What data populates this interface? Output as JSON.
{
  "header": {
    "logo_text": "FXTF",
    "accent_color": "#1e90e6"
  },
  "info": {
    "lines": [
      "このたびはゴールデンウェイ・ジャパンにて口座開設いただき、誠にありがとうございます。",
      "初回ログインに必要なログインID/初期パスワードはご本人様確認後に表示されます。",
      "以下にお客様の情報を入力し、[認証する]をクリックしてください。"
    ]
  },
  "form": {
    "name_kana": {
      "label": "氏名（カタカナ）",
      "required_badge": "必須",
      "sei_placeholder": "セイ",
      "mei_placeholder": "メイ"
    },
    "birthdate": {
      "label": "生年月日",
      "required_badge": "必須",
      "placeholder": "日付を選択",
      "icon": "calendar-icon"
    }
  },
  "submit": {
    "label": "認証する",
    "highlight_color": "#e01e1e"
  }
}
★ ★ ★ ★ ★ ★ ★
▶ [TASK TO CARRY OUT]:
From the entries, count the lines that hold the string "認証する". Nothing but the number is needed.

▶ [EXPECTED ANSWER]:
2